Matrix Algebra Weaknesses

*To*: mathgroup at smc.vnet.net*Subject*: [mg3030] Matrix Algebra Weaknesses*From*: evans at gte.net (Mark Evans)*Date*: Wed, 24 Jan 1996 03:34:20 -0500*Organization*: GTE Intelligent Network Services, GTE INS
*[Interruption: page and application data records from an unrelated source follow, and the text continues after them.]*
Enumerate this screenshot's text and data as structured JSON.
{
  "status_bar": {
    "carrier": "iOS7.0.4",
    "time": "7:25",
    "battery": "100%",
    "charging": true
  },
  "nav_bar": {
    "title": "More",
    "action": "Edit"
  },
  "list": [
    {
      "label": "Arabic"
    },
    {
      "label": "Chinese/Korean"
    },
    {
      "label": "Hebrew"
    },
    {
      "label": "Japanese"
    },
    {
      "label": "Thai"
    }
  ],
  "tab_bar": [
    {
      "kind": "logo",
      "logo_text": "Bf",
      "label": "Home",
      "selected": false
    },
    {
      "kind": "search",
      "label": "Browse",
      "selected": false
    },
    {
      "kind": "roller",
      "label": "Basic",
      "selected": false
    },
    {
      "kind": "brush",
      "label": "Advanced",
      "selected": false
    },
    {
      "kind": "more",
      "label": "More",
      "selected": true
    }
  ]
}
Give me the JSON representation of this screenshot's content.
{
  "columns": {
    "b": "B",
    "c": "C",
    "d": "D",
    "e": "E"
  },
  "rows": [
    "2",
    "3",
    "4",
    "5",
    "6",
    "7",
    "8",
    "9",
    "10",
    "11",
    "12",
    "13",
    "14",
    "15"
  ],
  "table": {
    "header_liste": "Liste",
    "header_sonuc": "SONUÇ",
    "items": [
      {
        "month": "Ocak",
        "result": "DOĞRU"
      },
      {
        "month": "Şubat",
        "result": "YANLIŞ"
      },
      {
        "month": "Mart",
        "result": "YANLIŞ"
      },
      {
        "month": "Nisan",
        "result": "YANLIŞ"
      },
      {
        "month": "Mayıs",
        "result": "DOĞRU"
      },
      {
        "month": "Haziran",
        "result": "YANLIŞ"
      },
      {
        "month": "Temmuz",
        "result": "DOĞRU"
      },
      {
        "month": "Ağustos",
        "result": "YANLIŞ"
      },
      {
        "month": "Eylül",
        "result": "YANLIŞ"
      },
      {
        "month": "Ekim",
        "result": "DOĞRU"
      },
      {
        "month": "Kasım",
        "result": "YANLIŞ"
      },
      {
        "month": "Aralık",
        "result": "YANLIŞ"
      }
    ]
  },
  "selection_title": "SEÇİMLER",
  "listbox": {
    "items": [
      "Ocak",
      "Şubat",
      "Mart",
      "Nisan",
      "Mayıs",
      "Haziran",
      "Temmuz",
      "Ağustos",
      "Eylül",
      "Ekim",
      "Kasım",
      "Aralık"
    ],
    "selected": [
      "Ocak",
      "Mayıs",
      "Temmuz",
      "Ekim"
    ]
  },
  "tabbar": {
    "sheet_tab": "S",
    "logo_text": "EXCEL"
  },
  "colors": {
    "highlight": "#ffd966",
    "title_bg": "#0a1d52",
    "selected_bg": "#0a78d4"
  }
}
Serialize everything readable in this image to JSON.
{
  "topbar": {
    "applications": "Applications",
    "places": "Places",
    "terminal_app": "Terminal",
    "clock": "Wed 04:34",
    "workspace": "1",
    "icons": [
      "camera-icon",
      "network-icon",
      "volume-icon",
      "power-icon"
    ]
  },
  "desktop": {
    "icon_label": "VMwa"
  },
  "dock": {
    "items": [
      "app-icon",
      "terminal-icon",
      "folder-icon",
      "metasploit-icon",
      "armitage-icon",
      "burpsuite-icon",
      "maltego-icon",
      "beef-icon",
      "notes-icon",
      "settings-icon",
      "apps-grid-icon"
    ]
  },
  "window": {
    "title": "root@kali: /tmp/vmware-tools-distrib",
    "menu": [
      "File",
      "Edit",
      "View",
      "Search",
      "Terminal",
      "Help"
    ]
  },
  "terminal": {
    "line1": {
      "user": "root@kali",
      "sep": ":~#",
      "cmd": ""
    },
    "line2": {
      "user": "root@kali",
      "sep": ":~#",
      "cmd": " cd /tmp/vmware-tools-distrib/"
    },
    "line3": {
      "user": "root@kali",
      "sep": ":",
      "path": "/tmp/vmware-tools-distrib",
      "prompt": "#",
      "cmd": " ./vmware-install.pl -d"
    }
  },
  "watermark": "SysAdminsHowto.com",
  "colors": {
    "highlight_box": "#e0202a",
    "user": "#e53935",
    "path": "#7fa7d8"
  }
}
I have done a lot of work with matrices and image arrays in Mathematica. In response to the posted problem of replacing parts of a matrix, I simply would like to comment that Mathematica is just plain *weak* in this area. I have already suggested to Wolfram Research that they transform virtually all matrix functions into built-ins. Matrix algebra is so common in engineering and science that it should be as highly optimized as possible. WRI might go so far as to implement Matrix[] and Vector[] objects as distinct from equivalent List[] objects. Whatever internal representations of the List construct make taking a sub-matrix such a slow and unwieldy affair should be given a second interface as matrix objects, with clean techniques for matrix and array operations. For example, to impose a given submatrix at some position in a larger one, I would argue for a built-in call that accepts as arguments both matrices and a replacement index {row,col}. There was another recent posting about transposing a 1 x n matrix. This is yet another point where WRI might rethink its position. I know of no easy ways of handling the distinction between row and column matrices in Mathematica. One also finds that generalized symbolic linear algebra is somewhat difficult in Mathematica. Matrix algebra is non-commutative. When I had occasion to venture out into generalized linear algebra, my immediate thought was to use the ** operator; but I found that this operator did not do very much for me. In Mathematica, it is difficult to define one symbol 'A' as a matrix, another 'x' as a vector, if you leave the linear dimension undefined. Mathematica doesn't know how to do generalized linear algebra. Why is this relevant? Important discoveries and inventions like Kalman filtering are based on this kind of generalized algebra. A textbook derivation of Kalman filtering optimality is nothing but generalized linear algebra at work. As another example, discrete image processing operations can be modeled in matrix form, but the dimension is always too large to use explicitly. A 256 x 256 image becomes a length-65,536 vector, and the image operator (convolution, say) becomes a 65,536 x 65,536 matrix. I truly love Mathematica and hope to see improvements made in these areas. Mark Evans evans at gte.net Mark Evans evans at gte.net ==== [MESSAGE SEPARATOR] ====